What is required: Once the pictures are removed, return each record below exactly as written.

Data records:
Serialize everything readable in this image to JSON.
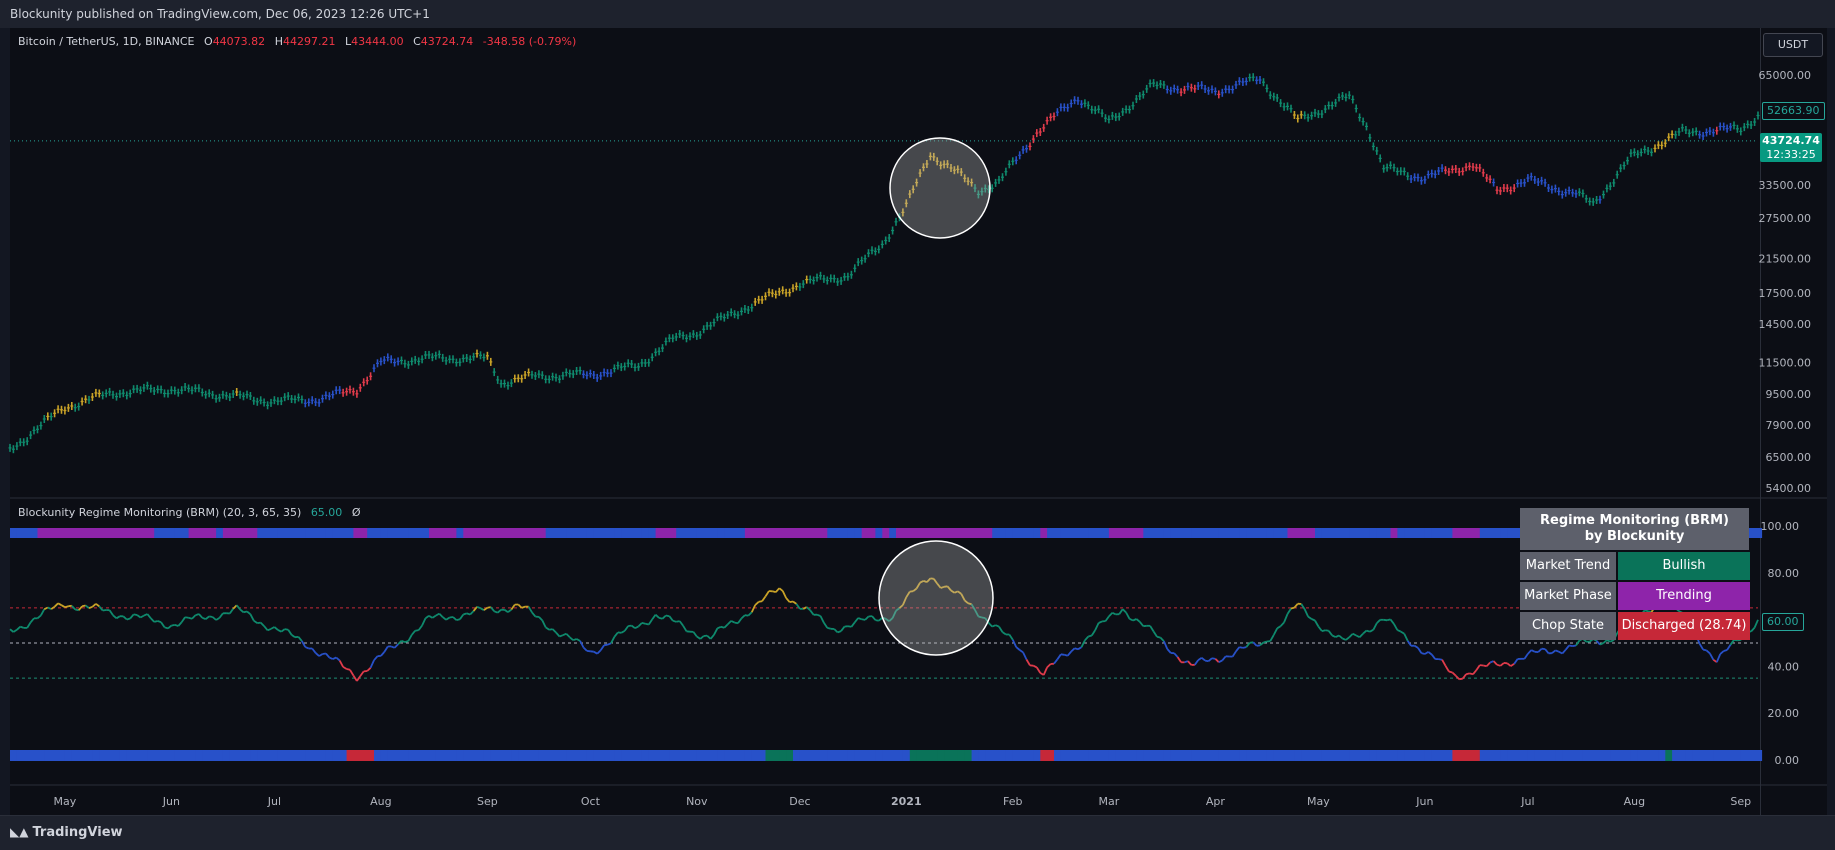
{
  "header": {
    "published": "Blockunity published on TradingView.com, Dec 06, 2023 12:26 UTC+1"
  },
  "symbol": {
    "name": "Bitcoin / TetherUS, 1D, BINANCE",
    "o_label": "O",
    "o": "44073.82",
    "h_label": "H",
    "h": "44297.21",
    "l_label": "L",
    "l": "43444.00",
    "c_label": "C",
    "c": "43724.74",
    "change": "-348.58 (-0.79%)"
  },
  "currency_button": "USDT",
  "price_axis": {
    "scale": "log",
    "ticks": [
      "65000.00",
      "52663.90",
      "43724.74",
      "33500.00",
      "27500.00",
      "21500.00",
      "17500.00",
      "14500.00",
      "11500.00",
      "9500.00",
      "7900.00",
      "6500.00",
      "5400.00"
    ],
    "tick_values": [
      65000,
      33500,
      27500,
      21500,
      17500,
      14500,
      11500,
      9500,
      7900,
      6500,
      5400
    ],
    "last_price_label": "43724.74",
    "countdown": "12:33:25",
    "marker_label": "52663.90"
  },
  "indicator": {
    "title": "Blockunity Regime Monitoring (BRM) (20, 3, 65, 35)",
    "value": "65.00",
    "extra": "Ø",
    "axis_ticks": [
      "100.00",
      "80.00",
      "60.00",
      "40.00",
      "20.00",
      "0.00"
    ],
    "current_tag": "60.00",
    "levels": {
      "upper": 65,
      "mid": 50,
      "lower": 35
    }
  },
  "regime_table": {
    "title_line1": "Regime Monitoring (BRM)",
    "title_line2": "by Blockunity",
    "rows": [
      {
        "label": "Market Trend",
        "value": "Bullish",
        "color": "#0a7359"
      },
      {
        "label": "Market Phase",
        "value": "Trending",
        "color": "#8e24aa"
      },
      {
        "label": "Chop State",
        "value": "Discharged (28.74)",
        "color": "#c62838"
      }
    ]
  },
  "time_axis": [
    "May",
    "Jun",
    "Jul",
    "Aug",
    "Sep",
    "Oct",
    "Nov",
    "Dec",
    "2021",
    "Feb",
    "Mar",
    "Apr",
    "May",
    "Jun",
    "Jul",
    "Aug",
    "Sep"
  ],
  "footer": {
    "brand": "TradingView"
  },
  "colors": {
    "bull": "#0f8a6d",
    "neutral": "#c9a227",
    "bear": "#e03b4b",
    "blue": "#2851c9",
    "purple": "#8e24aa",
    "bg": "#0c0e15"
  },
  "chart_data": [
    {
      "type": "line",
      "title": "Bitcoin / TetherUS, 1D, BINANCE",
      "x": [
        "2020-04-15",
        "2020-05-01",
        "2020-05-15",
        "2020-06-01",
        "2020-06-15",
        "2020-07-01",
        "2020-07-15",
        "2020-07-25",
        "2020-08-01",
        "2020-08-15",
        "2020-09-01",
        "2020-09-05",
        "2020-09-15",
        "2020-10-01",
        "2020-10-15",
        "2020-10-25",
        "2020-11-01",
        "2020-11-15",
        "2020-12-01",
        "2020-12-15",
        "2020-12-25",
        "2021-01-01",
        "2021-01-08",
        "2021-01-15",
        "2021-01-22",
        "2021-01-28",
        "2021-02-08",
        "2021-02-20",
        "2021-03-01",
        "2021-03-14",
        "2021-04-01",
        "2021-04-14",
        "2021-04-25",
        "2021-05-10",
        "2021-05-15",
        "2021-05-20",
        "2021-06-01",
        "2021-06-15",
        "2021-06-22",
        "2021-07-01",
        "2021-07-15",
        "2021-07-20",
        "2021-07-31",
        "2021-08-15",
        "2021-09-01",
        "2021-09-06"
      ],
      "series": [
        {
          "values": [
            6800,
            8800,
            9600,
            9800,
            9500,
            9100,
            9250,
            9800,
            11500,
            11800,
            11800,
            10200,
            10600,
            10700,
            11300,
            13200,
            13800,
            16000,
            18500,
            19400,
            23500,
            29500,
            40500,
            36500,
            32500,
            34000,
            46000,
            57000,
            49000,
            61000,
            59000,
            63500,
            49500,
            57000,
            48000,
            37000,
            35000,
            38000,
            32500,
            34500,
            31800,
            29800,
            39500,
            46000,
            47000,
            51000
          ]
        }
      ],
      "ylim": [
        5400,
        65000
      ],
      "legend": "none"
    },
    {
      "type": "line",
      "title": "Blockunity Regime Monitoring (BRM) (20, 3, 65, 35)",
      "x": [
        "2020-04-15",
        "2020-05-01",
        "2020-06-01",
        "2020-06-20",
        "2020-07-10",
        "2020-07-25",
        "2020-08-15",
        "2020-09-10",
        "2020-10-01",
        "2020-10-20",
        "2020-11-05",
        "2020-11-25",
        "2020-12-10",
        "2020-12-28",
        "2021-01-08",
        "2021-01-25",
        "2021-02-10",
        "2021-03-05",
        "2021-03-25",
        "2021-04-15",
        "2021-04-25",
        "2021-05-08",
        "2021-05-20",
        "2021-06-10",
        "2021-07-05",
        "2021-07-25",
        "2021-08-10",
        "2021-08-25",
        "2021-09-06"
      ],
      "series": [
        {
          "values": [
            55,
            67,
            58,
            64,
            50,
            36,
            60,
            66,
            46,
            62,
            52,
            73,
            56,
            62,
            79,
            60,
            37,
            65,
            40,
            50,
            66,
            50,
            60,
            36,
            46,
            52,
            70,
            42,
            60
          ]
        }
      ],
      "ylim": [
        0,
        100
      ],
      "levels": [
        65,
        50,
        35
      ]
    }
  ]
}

Solution to the problem:
Serialize everything readable in this image to JSON.
{
  "header": {
    "published": "Blockunity published on TradingView.com, Dec 06, 2023 12:26 UTC+1"
  },
  "symbol": {
    "name": "Bitcoin / TetherUS, 1D, BINANCE",
    "o_label": "O",
    "o": "44073.82",
    "h_label": "H",
    "h": "44297.21",
    "l_label": "L",
    "l": "43444.00",
    "c_label": "C",
    "c": "43724.74",
    "change": "-348.58 (-0.79%)"
  },
  "currency_button": "USDT",
  "price_axis": {
    "scale": "log",
    "ticks": [
      "65000.00",
      "52663.90",
      "43724.74",
      "33500.00",
      "27500.00",
      "21500.00",
      "17500.00",
      "14500.00",
      "11500.00",
      "9500.00",
      "7900.00",
      "6500.00",
      "5400.00"
    ],
    "tick_values": [
      65000,
      33500,
      27500,
      21500,
      17500,
      14500,
      11500,
      9500,
      7900,
      6500,
      5400
    ],
    "last_price_label": "43724.74",
    "countdown": "12:33:25",
    "marker_label": "52663.90"
  },
  "indicator": {
    "title": "Blockunity Regime Monitoring (BRM) (20, 3, 65, 35)",
    "value": "65.00",
    "extra": "Ø",
    "axis_ticks": [
      "100.00",
      "80.00",
      "60.00",
      "40.00",
      "20.00",
      "0.00"
    ],
    "current_tag": "60.00",
    "levels": {
      "upper": 65,
      "mid": 50,
      "lower": 35
    }
  },
  "regime_table": {
    "title_line1": "Regime Monitoring (BRM)",
    "title_line2": "by Blockunity",
    "rows": [
      {
        "label": "Market Trend",
        "value": "Bullish",
        "color": "#0a7359"
      },
      {
        "label": "Market Phase",
        "value": "Trending",
        "color": "#8e24aa"
      },
      {
        "label": "Chop State",
        "value": "Discharged (28.74)",
        "color": "#c62838"
      }
    ]
  },
  "time_axis": [
    "May",
    "Jun",
    "Jul",
    "Aug",
    "Sep",
    "Oct",
    "Nov",
    "Dec",
    "2021",
    "Feb",
    "Mar",
    "Apr",
    "May",
    "Jun",
    "Jul",
    "Aug",
    "Sep"
  ],
  "footer": {
    "brand": "TradingView"
  },
  "colors": {
    "bull": "#0f8a6d",
    "neutral": "#c9a227",
    "bear": "#e03b4b",
    "blue": "#2851c9",
    "purple": "#8e24aa",
    "bg": "#0c0e15"
  },
  "chart_data": [
    {
      "type": "line",
      "title": "Bitcoin / TetherUS, 1D, BINANCE",
      "x": [
        "2020-04-15",
        "2020-05-01",
        "2020-05-15",
        "2020-06-01",
        "2020-06-15",
        "2020-07-01",
        "2020-07-15",
        "2020-07-25",
        "2020-08-01",
        "2020-08-15",
        "2020-09-01",
        "2020-09-05",
        "2020-09-15",
        "2020-10-01",
        "2020-10-15",
        "2020-10-25",
        "2020-11-01",
        "2020-11-15",
        "2020-12-01",
        "2020-12-15",
        "2020-12-25",
        "2021-01-01",
        "2021-01-08",
        "2021-01-15",
        "2021-01-22",
        "2021-01-28",
        "2021-02-08",
        "2021-02-20",
        "2021-03-01",
        "2021-03-14",
        "2021-04-01",
        "2021-04-14",
        "2021-04-25",
        "2021-05-10",
        "2021-05-15",
        "2021-05-20",
        "2021-06-01",
        "2021-06-15",
        "2021-06-22",
        "2021-07-01",
        "2021-07-15",
        "2021-07-20",
        "2021-07-31",
        "2021-08-15",
        "2021-09-01",
        "2021-09-06"
      ],
      "series": [
        {
          "values": [
            6800,
            8800,
            9600,
            9800,
            9500,
            9100,
            9250,
            9800,
            11500,
            11800,
            11800,
            10200,
            10600,
            10700,
            11300,
            13200,
            13800,
            16000,
            18500,
            19400,
            23500,
            29500,
            40500,
            36500,
            32500,
            34000,
            46000,
            57000,
            49000,
            61000,
            59000,
            63500,
            49500,
            57000,
            48000,
            37000,
            35000,
            38000,
            32500,
            34500,
            31800,
            29800,
            39500,
            46000,
            47000,
            51000
          ]
        }
      ],
      "ylim": [
        5400,
        65000
      ],
      "legend": "none"
    },
    {
      "type": "line",
      "title": "Blockunity Regime Monitoring (BRM) (20, 3, 65, 35)",
      "x": [
        "2020-04-15",
        "2020-05-01",
        "2020-06-01",
        "2020-06-20",
        "2020-07-10",
        "2020-07-25",
        "2020-08-15",
        "2020-09-10",
        "2020-10-01",
        "2020-10-20",
        "2020-11-05",
        "2020-11-25",
        "2020-12-10",
        "2020-12-28",
        "2021-01-08",
        "2021-01-25",
        "2021-02-10",
        "2021-03-05",
        "2021-03-25",
        "2021-04-15",
        "2021-04-25",
        "2021-05-08",
        "2021-05-20",
        "2021-06-10",
        "2021-07-05",
        "2021-07-25",
        "2021-08-10",
        "2021-08-25",
        "2021-09-06"
      ],
      "series": [
        {
          "values": [
            55,
            67,
            58,
            64,
            50,
            36,
            60,
            66,
            46,
            62,
            52,
            73,
            56,
            62,
            79,
            60,
            37,
            65,
            40,
            50,
            66,
            50,
            60,
            36,
            46,
            52,
            70,
            42,
            60
          ]
        }
      ],
      "ylim": [
        0,
        100
      ],
      "levels": [
        65,
        50,
        35
      ]
    }
  ]
}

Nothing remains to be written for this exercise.